Siberian Federal University are establishing a solid Digital Humanities presence. In the Institute of Humanities they currently offer digital humanities modules at both undergraduate and postgraduate level, and also an undergraduate module in the subject area of digital history (which next year will be taught by Inna). They have a digital lab (door sign, above!) and digitisation lab. They have a range of projects they have been working on with both researchers and students, many of them led by Maxim Rumyantsev who is now the university’s deputy head, so there is positive institutional support here. These projects are mostly in the area of multimedia and digitisation. For example, working with the Museum of Geology of Central Siberia to create the simply stunning companion to their minerals collection (it is no easy task to capture minerals in this detail, at this quality); capturing, virtually exploring, and explaining regional heritage architecture (which is fast disappearing under new developments in this region) from the nearby town of Yeniseisk, documenting regional art shows and youth art shows; capturing high resolution images of the art contained within the Surikov Museum (life size copies of which adorn the university’s walls at every turn); working with Gigapan capture methods and the State Russian Museum to create zoomable images of large art works (can you spot Pushkin?); and creating an interactive model of the Siberian Federal University campus itself. They are keen, now, to be making connections with others across the world, and I’m delighted to be helping them, and introducing them to various figures, and associations, in Digital Humanities. There is much work to be done, we have plans set out, and they are keen to make new relationships and new collaborations.
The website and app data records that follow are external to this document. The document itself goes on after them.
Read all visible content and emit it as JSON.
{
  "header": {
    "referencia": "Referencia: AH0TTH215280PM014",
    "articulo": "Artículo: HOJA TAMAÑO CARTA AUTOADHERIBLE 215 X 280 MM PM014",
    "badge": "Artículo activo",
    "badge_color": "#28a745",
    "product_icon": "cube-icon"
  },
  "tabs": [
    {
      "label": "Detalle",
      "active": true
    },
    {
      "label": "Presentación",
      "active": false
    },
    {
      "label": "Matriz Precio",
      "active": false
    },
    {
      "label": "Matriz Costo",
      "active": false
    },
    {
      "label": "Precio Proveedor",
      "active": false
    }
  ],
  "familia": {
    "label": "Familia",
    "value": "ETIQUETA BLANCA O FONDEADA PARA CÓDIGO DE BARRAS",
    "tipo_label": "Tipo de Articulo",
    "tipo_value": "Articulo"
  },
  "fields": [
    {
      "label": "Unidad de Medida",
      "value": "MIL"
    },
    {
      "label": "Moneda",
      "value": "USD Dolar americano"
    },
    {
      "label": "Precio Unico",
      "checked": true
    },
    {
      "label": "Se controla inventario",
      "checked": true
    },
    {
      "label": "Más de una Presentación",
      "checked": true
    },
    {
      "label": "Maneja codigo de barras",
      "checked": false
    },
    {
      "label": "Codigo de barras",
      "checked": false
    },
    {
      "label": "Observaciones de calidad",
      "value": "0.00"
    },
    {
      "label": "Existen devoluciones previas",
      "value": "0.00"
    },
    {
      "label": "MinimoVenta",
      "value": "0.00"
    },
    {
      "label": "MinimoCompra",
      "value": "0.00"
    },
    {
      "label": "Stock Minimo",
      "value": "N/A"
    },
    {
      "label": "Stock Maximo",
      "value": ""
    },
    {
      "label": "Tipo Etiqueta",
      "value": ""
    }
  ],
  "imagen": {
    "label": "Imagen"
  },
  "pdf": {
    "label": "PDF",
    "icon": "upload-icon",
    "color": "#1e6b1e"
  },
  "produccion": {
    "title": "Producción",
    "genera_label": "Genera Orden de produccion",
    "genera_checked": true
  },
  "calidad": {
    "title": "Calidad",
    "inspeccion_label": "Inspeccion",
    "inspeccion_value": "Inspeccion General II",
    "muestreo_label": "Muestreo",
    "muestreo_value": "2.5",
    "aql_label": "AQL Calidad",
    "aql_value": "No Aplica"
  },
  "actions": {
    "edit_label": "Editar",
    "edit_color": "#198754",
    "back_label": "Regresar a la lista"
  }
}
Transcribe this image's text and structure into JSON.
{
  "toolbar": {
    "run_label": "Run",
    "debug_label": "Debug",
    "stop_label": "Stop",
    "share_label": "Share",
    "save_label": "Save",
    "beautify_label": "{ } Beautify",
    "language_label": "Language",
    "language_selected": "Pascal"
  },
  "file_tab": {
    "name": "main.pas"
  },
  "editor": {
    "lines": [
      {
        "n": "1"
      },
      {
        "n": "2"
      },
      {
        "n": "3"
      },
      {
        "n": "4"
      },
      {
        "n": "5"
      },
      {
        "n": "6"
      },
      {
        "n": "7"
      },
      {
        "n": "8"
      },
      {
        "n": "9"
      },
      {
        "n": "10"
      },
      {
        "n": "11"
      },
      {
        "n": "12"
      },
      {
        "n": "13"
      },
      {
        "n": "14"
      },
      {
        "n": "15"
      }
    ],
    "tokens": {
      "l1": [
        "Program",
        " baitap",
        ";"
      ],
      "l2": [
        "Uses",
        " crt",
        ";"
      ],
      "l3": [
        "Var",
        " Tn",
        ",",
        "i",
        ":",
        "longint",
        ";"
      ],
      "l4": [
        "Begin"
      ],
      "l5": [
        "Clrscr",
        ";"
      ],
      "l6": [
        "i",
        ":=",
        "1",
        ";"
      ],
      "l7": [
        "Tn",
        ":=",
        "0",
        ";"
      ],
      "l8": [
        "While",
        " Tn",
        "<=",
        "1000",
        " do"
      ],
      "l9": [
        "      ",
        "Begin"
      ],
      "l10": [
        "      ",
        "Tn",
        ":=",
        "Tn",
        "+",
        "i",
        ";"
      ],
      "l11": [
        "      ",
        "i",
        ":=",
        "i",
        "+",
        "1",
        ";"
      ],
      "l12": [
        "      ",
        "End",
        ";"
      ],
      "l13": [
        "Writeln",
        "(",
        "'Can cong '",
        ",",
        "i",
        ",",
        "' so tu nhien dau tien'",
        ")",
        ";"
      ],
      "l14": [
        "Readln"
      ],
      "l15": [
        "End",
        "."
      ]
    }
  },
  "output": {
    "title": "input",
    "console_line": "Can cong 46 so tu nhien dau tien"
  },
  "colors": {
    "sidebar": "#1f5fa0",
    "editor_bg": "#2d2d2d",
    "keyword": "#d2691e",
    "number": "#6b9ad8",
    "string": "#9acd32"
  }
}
Its not all been work! I’ve been welcomed into colleagues’ homes for meals (often meeting their families), treated at friendly restaurants (the food is wonderful), and toured round museums and supermarkets (Inna patiently put up with me pointing and exclaiming at various products we dont have in the UK, such as dried fish, and tinned horse). Today we went to the Krasnoyarsk Dam, 30km upstream from the city, on a glorious spring day which showed off this remarkable feat of engineering (which is so exceptional it features on banknotes across Russia). There is a heavy security presence, and no photos allowed, but I did manage this sneaky selfie…
It’s been a fantastic, trip, and I’ve been very welcome here. Thanks to Inna, Maxim and Marina for their hospitality, and I look forward to further opportunities, visits and introducing anyone who wants to be introduced (if I can be of help, drop me an email and I will forward it on). I have to admit I was nervous about my trip here – but instead of stress I’ve found friendly connections, and much opportunity to help further establish DH in this region, and throughout Russia. Now to pack, and begin the long trip home, where my three small boys are missing their mummy on the other side of the world (and I them). до свидания!